For Sushi Purists – Kyodo Japanese Restaurant
Article by Anna Lowe.
I adore sushi. I would eat it every day if I could. As it is, living in Buenos Aires, a city not known for its understanding or appreciation of sea creatures, I manage to make do with only weekly installments of the slimy stuff. For this reason I feel compelled to share with any fellow sushi enthusiasts my favorite spot for a sushi hit.
Kyodo Japanese on Ortiz de Ocampo is a simple, quality restaurant. You can probably eat better, more expensive sushi in Buenos Aires and can certainly sit in noiser, hipper places too. But right now, this quiet place fills my needs. I like it for its affordability, fresh sashimi, good service and the distinctly Asian clientele who dine there.
First up, they bring you a little pallet cleanser of pickled cucumber and cabbage. It’s well balanced with sweet and sour notes, and crunchy. Next there are some tempting appetizers. Fried chicken rivals NOLA for soft pull-apart flesh and I can never resist a well-executed pork goyoza. These little dumplings are part steamed- part fried and a whole lot of yum.
Now to the main event, the sushi. I usually order a mid-range sharing platter of mixed sushi. Just like everywhere else in Buenos Aires, there isn’t a lot of fish variety. They serve what is fresh so it’s pretty much salmon all the way. Similarly, as with most sushi here, you have to watch out for the perplexingly popular cream cheese (or specifically ask for a platter without). I’m certainly not a sushi purist and when working in London, would often scoff a supermarket packaged, factory prepared product which, by law, could not include raw fish. Yet even for me salmon, cream cheese and rice is an abomination – a weird bagel/risotto mishmash that totally messes with flavor, texture and temperature.

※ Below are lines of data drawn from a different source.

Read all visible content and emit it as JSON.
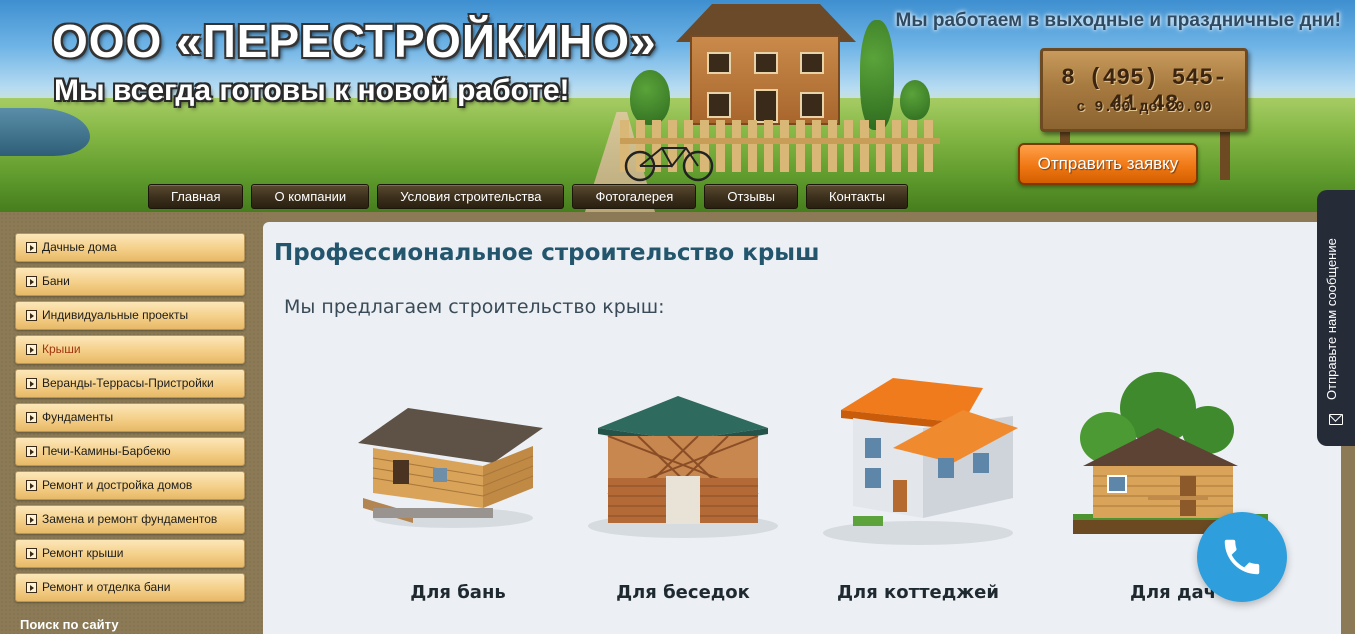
{
  "header": {
    "brand_title": "ООО «ПЕРЕСТРОЙКИНО»",
    "tagline": "Мы всегда готовы к новой работе!",
    "work_note": "Мы работаем в выходные и праздничные дни!",
    "sign": {
      "phone": "8 (495) 545-41-48",
      "hours": "с 9.00 до 20.00"
    },
    "request_button": "Отправить заявку"
  },
  "nav": {
    "items": [
      {
        "label": "Главная"
      },
      {
        "label": "О компании"
      },
      {
        "label": "Условия строительства"
      },
      {
        "label": "Фотогалерея"
      },
      {
        "label": "Отзывы"
      },
      {
        "label": "Контакты"
      }
    ]
  },
  "sidebar": {
    "items": [
      {
        "label": "Дачные дома"
      },
      {
        "label": "Бани"
      },
      {
        "label": "Индивидуальные проекты"
      },
      {
        "label": "Крыши",
        "active": true
      },
      {
        "label": "Веранды-Террасы-Пристройки"
      },
      {
        "label": "Фундаменты"
      },
      {
        "label": "Печи-Камины-Барбекю"
      },
      {
        "label": "Ремонт и достройка домов"
      },
      {
        "label": "Замена и ремонт фундаментов"
      },
      {
        "label": "Ремонт крыши"
      },
      {
        "label": "Ремонт и отделка бани"
      }
    ],
    "search_title": "Поиск по сайту"
  },
  "content": {
    "title": "Профессиональное строительство крыш",
    "lead": "Мы предлагаем строительство крыш:",
    "cards": [
      {
        "label": "Для бань",
        "icon": "bathhouse-image"
      },
      {
        "label": "Для беседок",
        "icon": "gazebo-image"
      },
      {
        "label": "Для коттеджей",
        "icon": "cottage-image"
      },
      {
        "label": "Для дач",
        "icon": "dacha-image"
      }
    ]
  },
  "widgets": {
    "message_tab": "Отправьте нам сообщение",
    "call_button_icon": "phone-icon"
  },
  "colors": {
    "title_blue": "#23556d",
    "accent_orange": "#f07814",
    "call_blue": "#2e9fdc",
    "sidebar_bg": "#8b7a55"
  }
}
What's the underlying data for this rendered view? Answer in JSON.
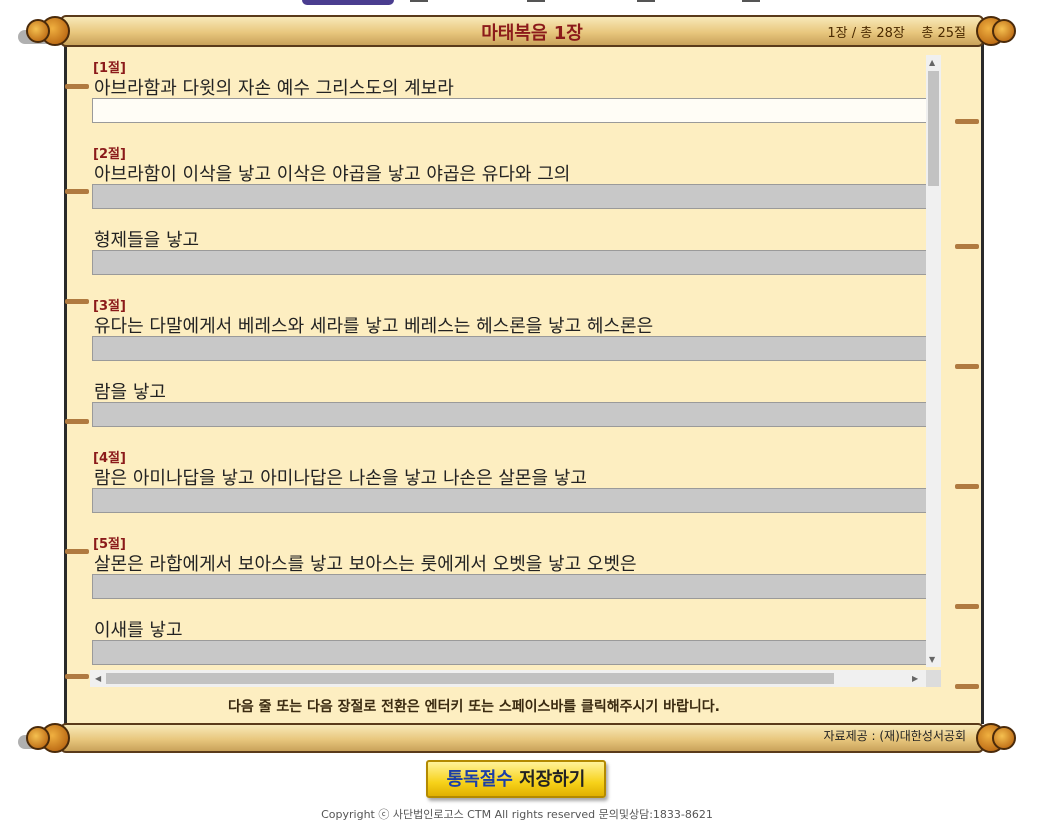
{
  "header": {
    "title": "마태복음 1장",
    "chapter_info": "1장 / 총 28장    총 25절"
  },
  "lines": [
    {
      "label": "[1절]",
      "text": "아브라함과 다윗의 자손 예수 그리스도의 계보라"
    },
    {
      "label": "[2절]",
      "text": "아브라함이 이삭을 낳고 이삭은 야곱을 낳고 야곱은 유다와 그의"
    },
    {
      "label": "",
      "text": "형제들을 낳고"
    },
    {
      "label": "[3절]",
      "text": "유다는 다말에게서 베레스와 세라를 낳고 베레스는 헤스론을 낳고 헤스론은"
    },
    {
      "label": "",
      "text": "람을 낳고"
    },
    {
      "label": "[4절]",
      "text": "람은 아미나답을 낳고 아미나답은 나손을 낳고 나손은 살몬을 낳고"
    },
    {
      "label": "[5절]",
      "text": "살몬은 라합에게서 보아스를 낳고 보아스는 룻에게서 오벳을 낳고 오벳은"
    },
    {
      "label": "",
      "text": "이새를 낳고"
    }
  ],
  "instruction": "다음 줄 또는 다음 장절로 전환은 엔터키 또는 스페이스바를 클릭해주시기 바랍니다.",
  "source": "자료제공 : (재)대한성서공회",
  "save_button": {
    "part1": "통독절수",
    "part2": " 저장하기"
  },
  "copyright": "Copyright ⓒ 사단법인로고스 CTM All rights reserved 문의및상담:1833-8621",
  "colors": {
    "title": "#8b1a1a",
    "paper": "#fdeec1",
    "button": "#f7d21a",
    "button_text_blue": "#1a3ea8"
  }
}
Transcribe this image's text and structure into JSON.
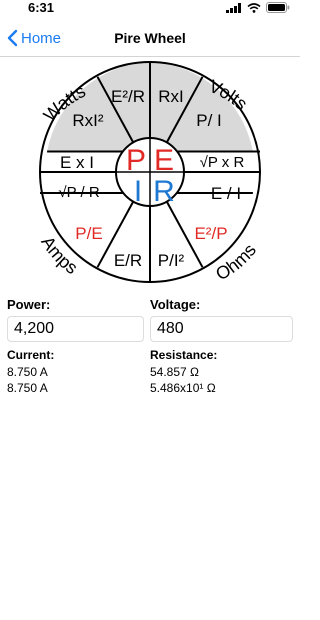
{
  "status": {
    "time": "6:31"
  },
  "nav": {
    "back_label": "Home",
    "title": "Pire Wheel"
  },
  "wheel": {
    "quadrants": {
      "top_left": "Watts",
      "top_right": "Volts",
      "bottom_left": "Amps",
      "bottom_right": "Ohms"
    },
    "center": {
      "P": "P",
      "E": "E",
      "I": "I",
      "R": "R"
    },
    "cells": {
      "w1": "E²/R",
      "w2": "RxI²",
      "w3": "E x I",
      "v1": "RxI",
      "v2": "P/ I",
      "v3": "√P x R",
      "o1": "E / I",
      "o2": "E²/P",
      "o3": "P/I²",
      "a1": "E/R",
      "a2": "P/E",
      "a3": "√P / R"
    },
    "colors": {
      "red": "#e12a26",
      "blue": "#1f78d1",
      "shade": "#d9d9d9"
    }
  },
  "power": {
    "label": "Power:",
    "value": "4,200"
  },
  "voltage": {
    "label": "Voltage:",
    "value": "480"
  },
  "current": {
    "label": "Current:",
    "value1": "8.750 A",
    "value2": "8.750 A"
  },
  "resistance": {
    "label": "Resistance:",
    "value1": "54.857 Ω",
    "value2": "5.486x10¹ Ω"
  }
}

At Kyodo, the nigiri (sin queso crema) is almost always great even when they don’t get the temperature spot on. (Ideally a firm fish and rice should be on the right side of just warm.) California rolls are generous on fish with deliciously buttery avocado and there are also some more ‘experimental’ rolls like Mexican or Peruvian fusion. These perhaps play it pretty fast and loose with the concept of sushi but are tasty nevertheless. Many places in BA can’t cook rice but Kyodo’s is well seasoned and holds together without being needy. When the rice is right, hybrid flavor combinations are more than maintainable. But my personal highlight is the sashimi. People often say that sushi at it’s best transcends the sum of its parts. That rings true at Kyodo where the fresh salmon is tongue-like and fleshy. Having it in my mouth is like kissing, not eating.
Although I don’t normally eat the main dishes at Kyodo, when dining with larger groups the noodles are a safe option, even if not particularly generous on the meat. And if you still have space, try a bit of the subtle green tea ice-cream for dessert.
I have to admit I have a bit of an emotional bias to Kyodo. It has supported me through nervous first dates with listless nibbling, lavished me with late night binge take-aways and even provided sustenance when a stomach bug permitted only laboured sips of miso-soup. But if you’re in Palermo chico (I know you are!) and fancy great sushi without a tiresome search mission or ridiculous prices, this is the place. Because, let’s be honest, the only thing worse than bad sushi, is overpriced sushi.
Ortiz de Ocampo, 2670